"I started studying religion more fully and more broadly when I went to college. I realized that as a Muslim woman, my voice and my experience was being used to perpetuate a discourse that didn’t include me on either side."—Alizeh Ahmad, MTS ’18
The idea that Muslim women are more oppressed than women of other religions is a common belief in the U.S. today, but this wasn't the case 20 years ago. World Policy On Air speaks with Professor Leila Ahmed.
Writing is freedom for Precious Rasheeda Muhammad, MTS ’01: freedom from the life-threatening allergies and respiratory problems that have plagued her since she was a child; freedom from the prejudice and misunderstanding she experienced growing up African American and Muslim; freedom from the racism and brutality she often sees in the world today.… Read more about 'Sometimes I Can't Breathe, So I Write'
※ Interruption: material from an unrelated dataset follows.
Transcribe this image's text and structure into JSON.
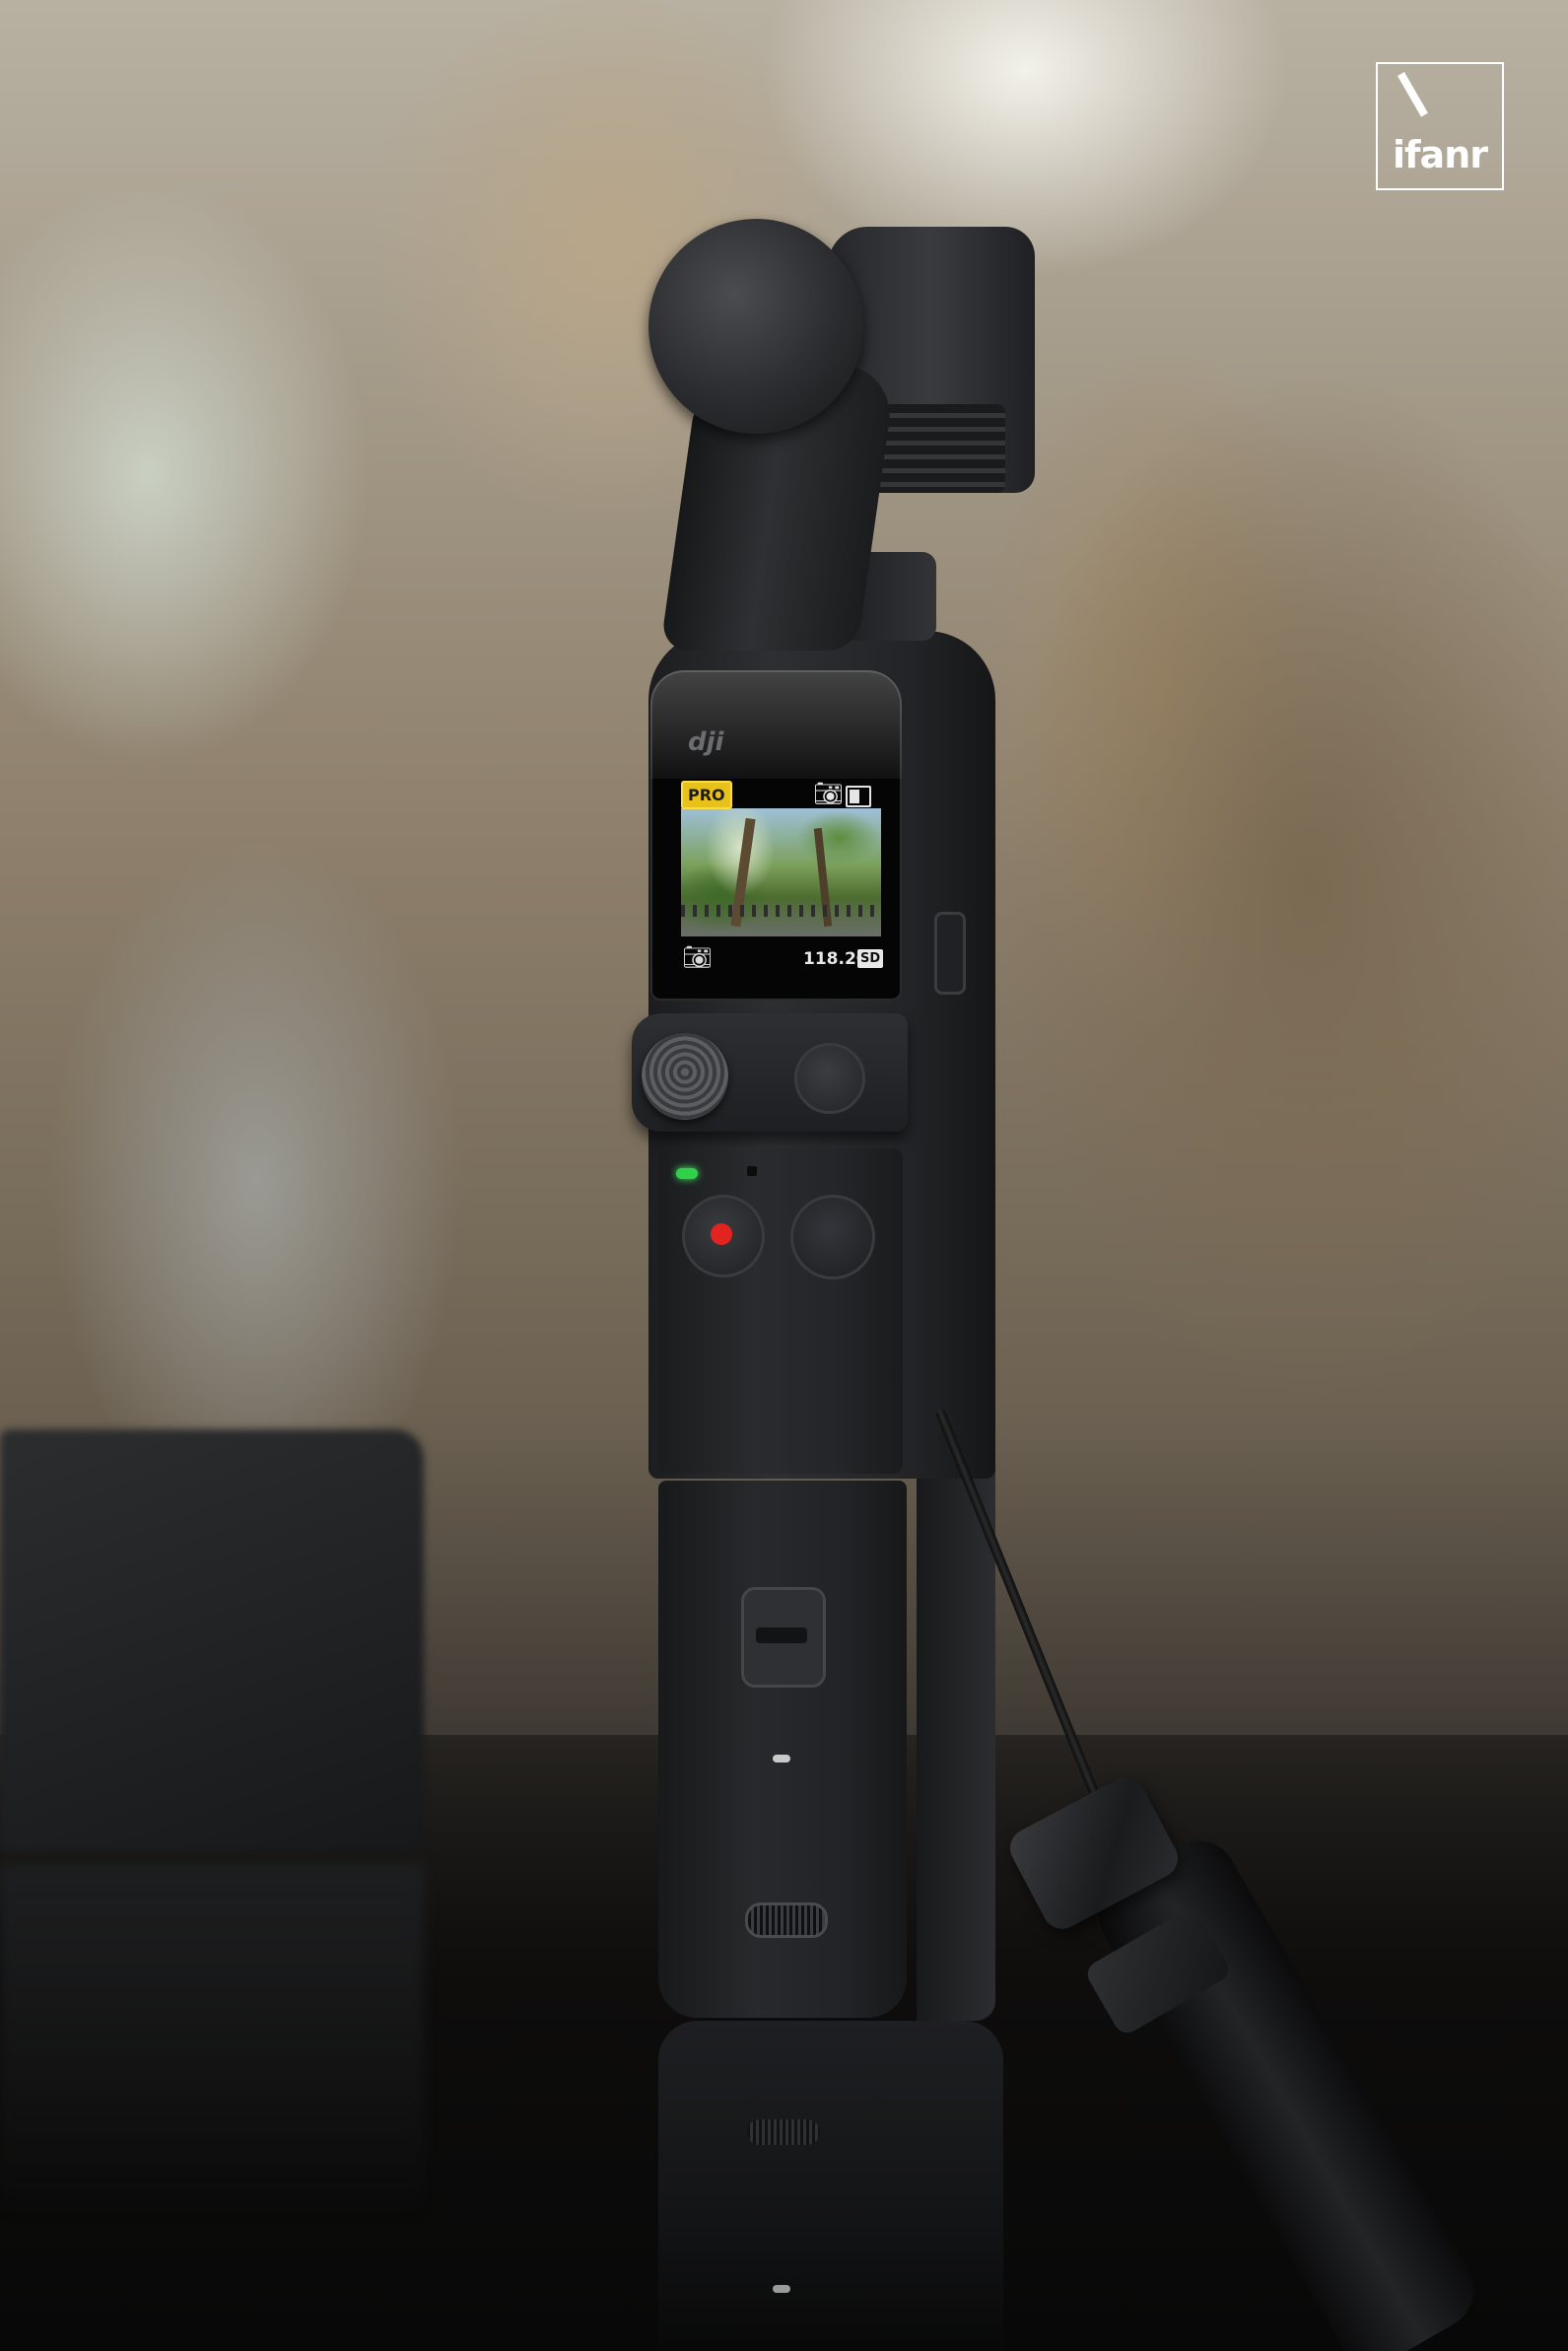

The Harvard Gazette interviewed Professor Ousmane Kane to illuminate the roots and influence of Islam in Africa, which is home to nearly 30 percent of the world’s Muslims. On April 3, at 5:15 pm, at the CSWR, he will discuss his book, “Beyond Timbuktu: An Intellectual History of Muslim West Africa."